Furthermore, research suggests that a high cholesterol level in the blood is not a major risk factor for heart disease. Elevated levels of two other substances in the blood, homocysteine and C-reactive protein are much better indicators of heart-disease risk. These other blood tests are readily available. Also, low levels of cholesterol are strong indicators of poor health.


The cholesterol in the blood comes from two major sources: over 70 per cent is made by the liver, and the rest comes from the food you eat. The liver can even extract cholesterol from the blood. So simply cutting back on high-cholesterol foods by itself is not an effective way to reduce cholesterol.

Cholesterol is so important that the body can easily make it from sugar and other high carbohydrate foods. You do not have to eat fatty foods to have high cholesterol. Someone on a totally cholesterol-free diet can still have a high cholesterol. Many of the 'low-cholesterol foods' being advertised are so full of sugar and carbohydrates that you are swapping 'black dog for monkey' when you use them.


The popular cholesterol-lowering drugs (the statins) act by suppressing the liver. I call them liver toxins. People on most of these medications need to do regular liver tests to detect signs of liver damage. Drinking alcohol also lowers cholesterol by damaging the liver but I hope that no one would consider using it for that purpose.

Statin use is also associated with a long and scary list of potentially severe side effects. The statin drugs may damage the heart, muscles, the brain and the nervous system. This damage may be irreversible. Drugs to lower cholesterol should be considered as a last resort and not prescribed frequently. If you happen to be on these drugs, I advise taking a supplement called coenzymeQ10 to reduce the risk of side effects.

If you want to use a 'drug', I would recommend more 'natural' substances like polycosanol, made from the sugarcane plant (prescribed as Arteriomixol) or a yeast extract from red rice. They are effective without the side effects.


Lifestyle plays a major role in balancing cholesterol levels and lifestyle modification should be the first and most important part of any programme for lowering cholesterol. This includes:

Let your food be your medicine but do not just focus on low-cholesterol foods as is usually recommended. A diet high in fibre and healthy protein, low in saturated and hydrogenated fats and low in simple carbohydrates (especially sugar and flour and rice) is ideal. Specific cholesterol-lowering foods include soy, green tea, oats, garlic and ginger. I strongly recommend a soy protein isolate shake, a few cups of green tea plus eight glasses of water daily.

Correct even mild obesity, with particular focus on losing fat from around the waist.

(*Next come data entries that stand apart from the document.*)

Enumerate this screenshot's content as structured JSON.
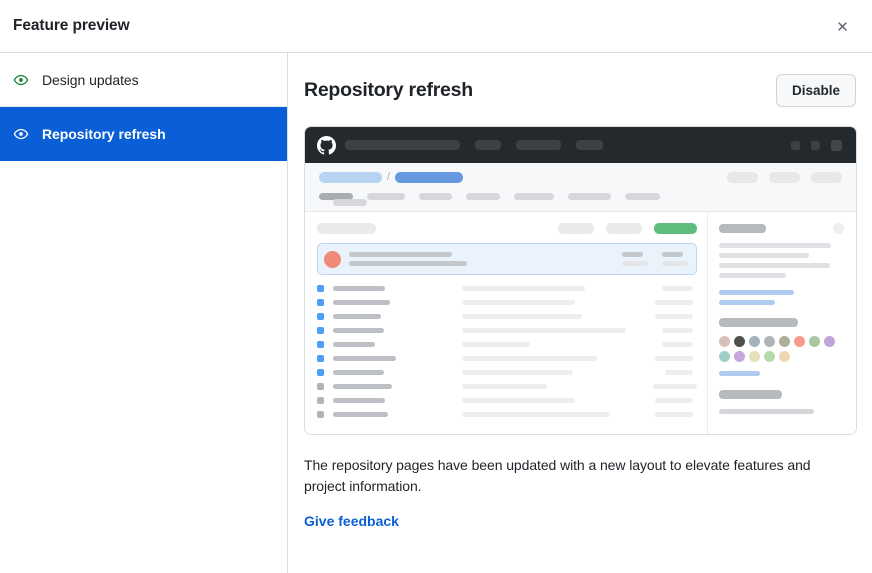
{
  "dialog": {
    "title": "Feature preview",
    "close_icon": "close-icon"
  },
  "sidebar": {
    "items": [
      {
        "label": "Design updates",
        "icon": "eye-icon",
        "selected": false
      },
      {
        "label": "Repository refresh",
        "icon": "eye-icon",
        "selected": true
      }
    ]
  },
  "main": {
    "heading": "Repository refresh",
    "toggle_button": "Disable",
    "description": "The repository pages have been updated with a new layout to elevate features and project information.",
    "feedback_link": "Give feedback"
  },
  "preview": {
    "logo_icon": "github-logo-icon",
    "breadcrumb_separator": "/",
    "topbar_bars": [
      115,
      26,
      45,
      27
    ],
    "topbar_squares": 3,
    "header_pills": [
      31,
      31,
      31
    ],
    "tabs": [
      34,
      38,
      33,
      34,
      40,
      43,
      35
    ],
    "active_tab_index": 0,
    "active_tab_color": "#f26522",
    "code_button_color": "#5fbd7e",
    "highlight_row_bg": "#eaf2fc",
    "highlight_row_border": "#bcd6f3",
    "avatar_color": "#f08a78",
    "folder_icon_color": "#4d9ef6",
    "file_icon_color": "#b0b3b7",
    "file_rows": [
      {
        "type": "folder",
        "name_w": 52,
        "desc_w": 123,
        "time_w": 31,
        "time_right": 4
      },
      {
        "type": "folder",
        "name_w": 57,
        "desc_w": 113,
        "time_w": 38,
        "time_right": 4
      },
      {
        "type": "folder",
        "name_w": 48,
        "desc_w": 120,
        "time_w": 38,
        "time_right": 4
      },
      {
        "type": "folder",
        "name_w": 51,
        "desc_w": 164,
        "time_w": 31,
        "time_right": 4
      },
      {
        "type": "folder",
        "name_w": 42,
        "desc_w": 68,
        "time_w": 31,
        "time_right": 4
      },
      {
        "type": "folder",
        "name_w": 63,
        "desc_w": 135,
        "time_w": 38,
        "time_right": 4
      },
      {
        "type": "folder",
        "name_w": 51,
        "desc_w": 111,
        "time_w": 28,
        "time_right": 4
      },
      {
        "type": "file",
        "name_w": 59,
        "desc_w": 85,
        "time_w": 44,
        "time_right": 0
      },
      {
        "type": "file",
        "name_w": 52,
        "desc_w": 113,
        "time_w": 38,
        "time_right": 4
      },
      {
        "type": "file",
        "name_w": 55,
        "desc_w": 148,
        "time_w": 38,
        "time_right": 4
      }
    ],
    "sidebar_lines": [
      112,
      90,
      111,
      67
    ],
    "sidebar_links": [
      75,
      56
    ],
    "contributor_colors": [
      "#d9c0b8",
      "#4f4f4d",
      "#a3b3bb",
      "#b0b4b7",
      "#adae9b",
      "#f69b89",
      "#a8c7a0",
      "#c1a4dc",
      "#9fcfc6",
      "#c4a8dd",
      "#e4e0b8",
      "#b6dbab",
      "#f0d7b4"
    ],
    "sidebar_tail": 95
  }
}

This is vital to the control of cholesterol as well as blood sugar, blood pressure and triglycerides.

As little as 30 minutes of brisk walking, four times per week assists in lowering cholesterol as well as benefiting overall health in many other ways. It even helps to increase the healthy HDL cholesterol.

Stress by itself can elevate cholesterol levels as the body manufactures more cholesterol when stressed. Stress-management techniques like meditation, yoga, relaxation exercises, tai chi and Emotional Freedom Technique (EFT) are all very useful.

Several nutritional supplements and herbs assist with cholesterol problems. They are safe and have many other health benefits.

The antioxidants - the ACES - vitamins A, C, E and selenium. Cholesterol, especially LDL, is really dangerous and unhealthy when it is oxidised (damaged) by free radicals. Antioxidants especially vitamin E and C in high doses protect cholesterol from being oxidised. Herbal antioxidants like schizandra, rosemary and Pycnogenol are also very useful.

Fish oils high in omega 3 fatty acids lower cholesterol while promoting a healthy heart and circulation. Three or more grams daily is most effective.

Niacin (vitamin B
): In high dosages, niacin effectively lowers cholesterol. I suggest using a form of niacin called niacinate to prevent flushing of the skin. A B complex supplement should accompany the niacin.

Soluble fibre: This assists the body to eliminate excess cholesterol and is available as a tablet or powder.

You may email Dr Tony Vendryes at or listen to An Ounce of Prevention on Power 106FM on Fridays at 8 p.m. The programme streams live on the Internet.